Oncology nurse navigators strive to educate patients so that they can participate with confidence in decision-making about their treatment. Doing this with patients who have advanced disease, however, is much more complicated. It’s important to focus closely on the patient’s goals of treatment and care, because merely moving on to the next treatment is not always the wisest decision. Add to that a family that desperately wants to see their loved one alive—even if only existing and not truly living—and you have a very complex situation.
Patients’ treatment and care goals will likely evolve over time. Initially, the hope is that the patient will experience a miracle. But one cannot stay in that frame of mind for very long. The next goal should be to have longevity with good quality of life, living in harmony with the disease and treating it as a chronic illness. Then, as more lines of therapy march on, with drugs working minimally and side effects increasing, a thoughtful discussion must take place about revisiting expectations of treatment and the patient’s goals of care. This can be a difficult discussion, and the nurse navigator may be the only one actually having it.
Oncologists are taught to treat the disease, so they are always looking for the next treatment to offer and feel relieved when another treatment can be started. Patients may sign on for another treatment in an effort to avoid hurting their doctor’s feelings, because after all, he/she is trying to save their lives. But in such cases, patients don’t really have a life, do they? If they are riddled with side effects that are preventing them from enjoying their remaining time on this earth, then we are going in the wrong direction.
Here is an opportunity to request that the patient’s case be presented to the hospital’s tumor board for a team discussion (hopefully your palliative care team attends these weekly meetings). As the discussion unfolds about the next treatment to offer, the oncology navigator can serve as the patient’s advocate and discuss his/her current goals of care. If the patient has expressed the desire to stop treatment and instead engage in hospice, the nurse or patient navigator should say so. If the patient is undecided, the navigator should say that too, and promote palliative care involvement as soon as possible. It is also very appropriate to discuss having the patient and their family meet the hospice team that would be taking care of the patient at his or her home or in a facility. This way, the stigma of hospice, which conjures an image of the Grim Reaper, can be dispelled.
Most importantly, the decision to continue or discontinue treatment must be made by the patient and no one else. It is their life.
Discontinuing treatment should not be viewed as giving up. When presented in a way that the patient can look at the risks of treatment versus the benefits of that next treatment, it can be a “no brainer” to choose to preserve the quality of life for the remainder of his or her life. Research studies have shown that patients who engage in hospice sooner live longer and have better quality of life. This type of information must become known to the patient and their family. This is actually a way for the patient to take charge of how their time will be spent—away from inpatient hospital rooms, IV treatments, vomiting, pain, and other side effects caused by toxic drugs that may actually provide minimal, if any, benefit.

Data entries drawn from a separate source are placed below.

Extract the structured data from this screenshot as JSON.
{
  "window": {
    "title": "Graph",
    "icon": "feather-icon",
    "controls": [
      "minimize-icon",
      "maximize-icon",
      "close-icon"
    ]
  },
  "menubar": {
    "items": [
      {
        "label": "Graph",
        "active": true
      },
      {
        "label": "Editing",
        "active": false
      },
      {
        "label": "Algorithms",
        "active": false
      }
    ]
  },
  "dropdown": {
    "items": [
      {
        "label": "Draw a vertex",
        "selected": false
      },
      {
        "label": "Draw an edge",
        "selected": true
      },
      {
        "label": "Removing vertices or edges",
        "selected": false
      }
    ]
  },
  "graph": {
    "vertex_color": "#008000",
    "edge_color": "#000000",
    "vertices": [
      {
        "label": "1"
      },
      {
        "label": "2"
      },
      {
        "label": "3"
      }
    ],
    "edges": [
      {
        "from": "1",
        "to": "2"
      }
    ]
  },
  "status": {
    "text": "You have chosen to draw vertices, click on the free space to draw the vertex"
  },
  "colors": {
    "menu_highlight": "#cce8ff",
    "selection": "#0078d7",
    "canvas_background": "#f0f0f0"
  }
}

However, in some situations, patients may want to participate in a phase 1 clinical trial, not because they think it will be the magic bullet but to offer themselves up to research in the hope that what is learned may benefit another metastatic cancer patient in the coming years. It can be an amazing legacy to leave.

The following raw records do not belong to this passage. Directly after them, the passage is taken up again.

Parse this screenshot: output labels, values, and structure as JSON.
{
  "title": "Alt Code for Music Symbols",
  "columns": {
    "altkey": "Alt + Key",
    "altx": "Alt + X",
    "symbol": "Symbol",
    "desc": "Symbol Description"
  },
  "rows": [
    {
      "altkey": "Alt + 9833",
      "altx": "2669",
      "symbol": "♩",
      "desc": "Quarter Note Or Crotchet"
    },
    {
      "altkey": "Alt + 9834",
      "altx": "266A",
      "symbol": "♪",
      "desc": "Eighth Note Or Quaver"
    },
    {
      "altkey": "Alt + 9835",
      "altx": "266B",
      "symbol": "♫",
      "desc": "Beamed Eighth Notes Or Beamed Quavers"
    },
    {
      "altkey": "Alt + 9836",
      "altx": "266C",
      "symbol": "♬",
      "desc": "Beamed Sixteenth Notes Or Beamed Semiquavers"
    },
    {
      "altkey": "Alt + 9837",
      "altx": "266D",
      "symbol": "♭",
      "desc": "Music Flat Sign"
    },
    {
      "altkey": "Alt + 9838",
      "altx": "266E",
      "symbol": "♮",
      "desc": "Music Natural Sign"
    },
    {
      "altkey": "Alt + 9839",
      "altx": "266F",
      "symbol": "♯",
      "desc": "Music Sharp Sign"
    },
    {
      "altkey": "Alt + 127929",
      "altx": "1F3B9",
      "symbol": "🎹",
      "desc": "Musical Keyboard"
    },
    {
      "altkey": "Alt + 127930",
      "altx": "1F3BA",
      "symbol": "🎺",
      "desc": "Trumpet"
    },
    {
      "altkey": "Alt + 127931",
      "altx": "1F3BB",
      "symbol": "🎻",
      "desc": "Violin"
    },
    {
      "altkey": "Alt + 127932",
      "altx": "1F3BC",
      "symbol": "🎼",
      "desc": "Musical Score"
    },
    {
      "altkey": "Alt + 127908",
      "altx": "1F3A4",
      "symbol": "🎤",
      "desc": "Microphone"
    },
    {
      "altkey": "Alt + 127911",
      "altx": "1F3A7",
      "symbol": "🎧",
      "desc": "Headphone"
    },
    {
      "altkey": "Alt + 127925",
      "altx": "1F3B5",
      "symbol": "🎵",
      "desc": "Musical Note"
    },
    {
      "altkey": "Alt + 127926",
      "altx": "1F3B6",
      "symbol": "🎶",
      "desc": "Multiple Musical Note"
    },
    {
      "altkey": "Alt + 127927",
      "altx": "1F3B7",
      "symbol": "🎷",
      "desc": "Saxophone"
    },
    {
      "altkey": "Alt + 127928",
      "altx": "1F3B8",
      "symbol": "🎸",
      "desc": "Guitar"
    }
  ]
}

As long as patients are educated sufficiently about the pros and cons of treatment decisions, whatever they choose, support them in their decisions.